Former cabinet minister Stephen Crabb has labelled the bombings in Aleppo as a "war against children".
Speaking at an emergency debate into the humanitarian crisis in the country, the Pembrokeshire MP said: "Almost half of the casualties since the current attacks began have been children, as bombs and mortars have landed on hospitals and broken through underground bunkers which sometimes also serve as schools.
"The images that we should hold before us are the ones we've seen over the last fortnight of the lifeless, dusty, broken-limbed bodies of children being removed from bombed out buildings and piles of rubble."
Former International Development Secretary Andrew Mitchell has told the Commons there are six prominent failings that have resulted in the Syrian humanitarian crisis.
- At an early stage there was a plan put forward by the former UN Secretary General Kofi Annan, who proposed that Assad should be part of the solution to the crisis. But his plan was vetoed by the US and British government, something Mr Mitchell says we now understand the importance of.
- He criticised the failure by US President Obama to stand by "the red lines" he clearly asserted on the use of chemical weapons, "a disastrous decision and one from which we will suffer in the future".
- The failure to provide safe havens for five million Syrian who have been driven out of their homes, "those safe havens could have with political will, have been set up in Idlib in the north of Syria, and across from the Jordanian border in the south."
- No-fly zones, the Tory MP criticised the fact they have not been set up. "The reality is this is a country with 22 million people and nearly half of them are on the move". Mr Mitchell questioned however if "the international community has the political will to face-down the Russians and the Syrian helicopters".
- The failure to set up access for the UN, "unprecedented in recent years, that those who are bent solely on looking after their fellow citizens should be unable to have unfettered access into very dangerous zones."
- Failure of support for the surrounding countries, in particular Jordan, Lebanon and Turkey "who have acted heroically for the extraordinary number of people who have fled often under gunfire across the borders" Mr Mitchell added that Europe has failed the refugees who have "cast themselves into the modern day slave trade in the hope of reaching a safer shore."

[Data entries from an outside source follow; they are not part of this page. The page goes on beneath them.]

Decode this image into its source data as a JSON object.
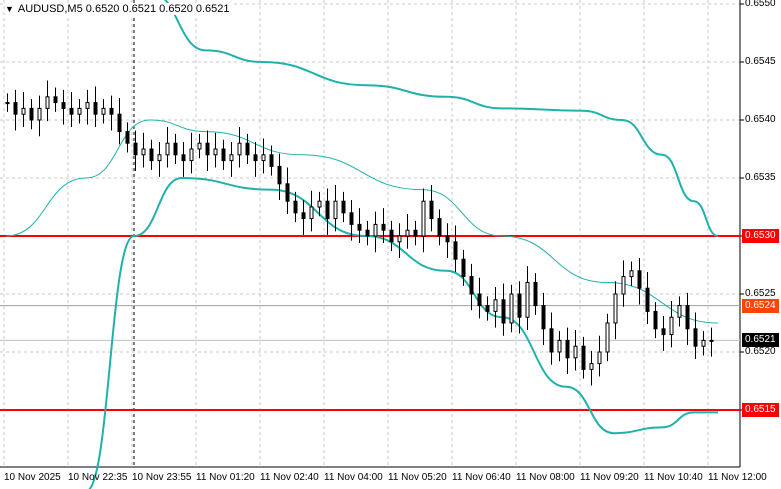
{
  "header": {
    "symbol": "AUDUSD,M5",
    "ohlc": "0.6520 0.6521 0.6520 0.6521"
  },
  "chart_data": {
    "type": "candlestick",
    "title": "AUDUSD,M5",
    "ylim": [
      0.65095,
      0.65505
    ],
    "y_ticks": [
      "0.6550",
      "0.6545",
      "0.6540",
      "0.6535",
      "0.6530",
      "0.6525",
      "0.6520",
      "0.6515"
    ],
    "x_ticks": [
      "10 Nov 2025",
      "10 Nov 22:35",
      "10 Nov 23:55",
      "11 Nov 01:20",
      "11 Nov 02:40",
      "11 Nov 04:00",
      "11 Nov 05:20",
      "11 Nov 06:40",
      "11 Nov 08:00",
      "11 Nov 09:20",
      "11 Nov 10:40",
      "11 Nov 12:00"
    ],
    "closes": [
      0.65415,
      0.65405,
      0.6541,
      0.654,
      0.6541,
      0.6542,
      0.65415,
      0.6541,
      0.65405,
      0.6541,
      0.65415,
      0.65405,
      0.6541,
      0.65405,
      0.6539,
      0.6538,
      0.6537,
      0.65375,
      0.65365,
      0.6537,
      0.6538,
      0.6537,
      0.65365,
      0.65375,
      0.6538,
      0.6537,
      0.65375,
      0.65365,
      0.6537,
      0.6538,
      0.6537,
      0.65365,
      0.6537,
      0.6536,
      0.65345,
      0.6533,
      0.6532,
      0.65315,
      0.65325,
      0.6533,
      0.65315,
      0.6533,
      0.6532,
      0.6531,
      0.65305,
      0.653,
      0.6531,
      0.65305,
      0.65295,
      0.653,
      0.65305,
      0.653,
      0.6533,
      0.65315,
      0.653,
      0.65295,
      0.6528,
      0.65265,
      0.6525,
      0.6524,
      0.65235,
      0.65245,
      0.65225,
      0.6525,
      0.6523,
      0.6526,
      0.6524,
      0.6522,
      0.652,
      0.6521,
      0.65195,
      0.65205,
      0.65185,
      0.6519,
      0.652,
      0.65225,
      0.6525,
      0.65265,
      0.6527,
      0.65255,
      0.65235,
      0.6522,
      0.65215,
      0.6523,
      0.6524,
      0.6522,
      0.65205,
      0.6521,
      0.6521
    ],
    "bollinger_upper": [
      [
        18,
        0.6551
      ],
      [
        25,
        0.6546
      ],
      [
        32,
        0.6545
      ],
      [
        45,
        0.6543
      ],
      [
        55,
        0.6542
      ],
      [
        62,
        0.6541
      ],
      [
        72,
        0.65408
      ],
      [
        77,
        0.654
      ],
      [
        82,
        0.6537
      ],
      [
        86,
        0.6533
      ],
      [
        89,
        0.653
      ]
    ],
    "bollinger_middle": [
      [
        0,
        0.653
      ],
      [
        10,
        0.6535
      ],
      [
        18,
        0.654
      ],
      [
        25,
        0.6539
      ],
      [
        37,
        0.6537
      ],
      [
        52,
        0.6534
      ],
      [
        62,
        0.653
      ],
      [
        75,
        0.6526
      ],
      [
        89,
        0.65225
      ]
    ],
    "bollinger_lower": [
      [
        10,
        0.6508
      ],
      [
        16,
        0.653
      ],
      [
        22,
        0.6535
      ],
      [
        33,
        0.6534
      ],
      [
        45,
        0.653
      ],
      [
        55,
        0.6527
      ],
      [
        62,
        0.6523
      ],
      [
        70,
        0.6517
      ],
      [
        76,
        0.6513
      ],
      [
        82,
        0.65135
      ],
      [
        86,
        0.65148
      ],
      [
        89,
        0.65148
      ]
    ],
    "hlines": [
      {
        "price": 0.653,
        "label": "0.6530",
        "color": "#ff0000"
      },
      {
        "price": 0.6515,
        "label": "0.6515",
        "color": "#ff0000"
      },
      {
        "price": 0.6524,
        "label": "0.6524",
        "color": "#ff4500"
      },
      {
        "price": 0.6521,
        "label": "0.6521",
        "color": "#000000"
      }
    ],
    "band_color": "#20b2aa"
  }
}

Shadow Foreign Secretary Emily Thornberry has rejected the suggestion that military action could be the solution to the Syrian civil war.
Ms Thornberry told an emergency debate into the humanitarian crisis in Aleppo that she is "not a pacifist" and believes in using military force "where military force can be effective", but added: "Personally I believe that in a multi-playered, mult-faceted civil war such as Syria, the last thing we need is more parties bombing.
"What we need is a ceasefire and in fact for people to draw back."
Former International Development Secretary Andrew Mitchell has accused Russia of "behaving like a rogue elephant" in Syria's civil war.
Speaking at an emergency debate in the Commons into the humanitarian crisis in the country, he said Russia were "shredding international humanitarian law" and "abusing its veto powers" on the UN security council.
The Tory MP also accused the country of using the veto to "protect itself from its own war crimes" and "doing to Aleppo precisely what the Nazis did to Guernica in the south Spanish civil war".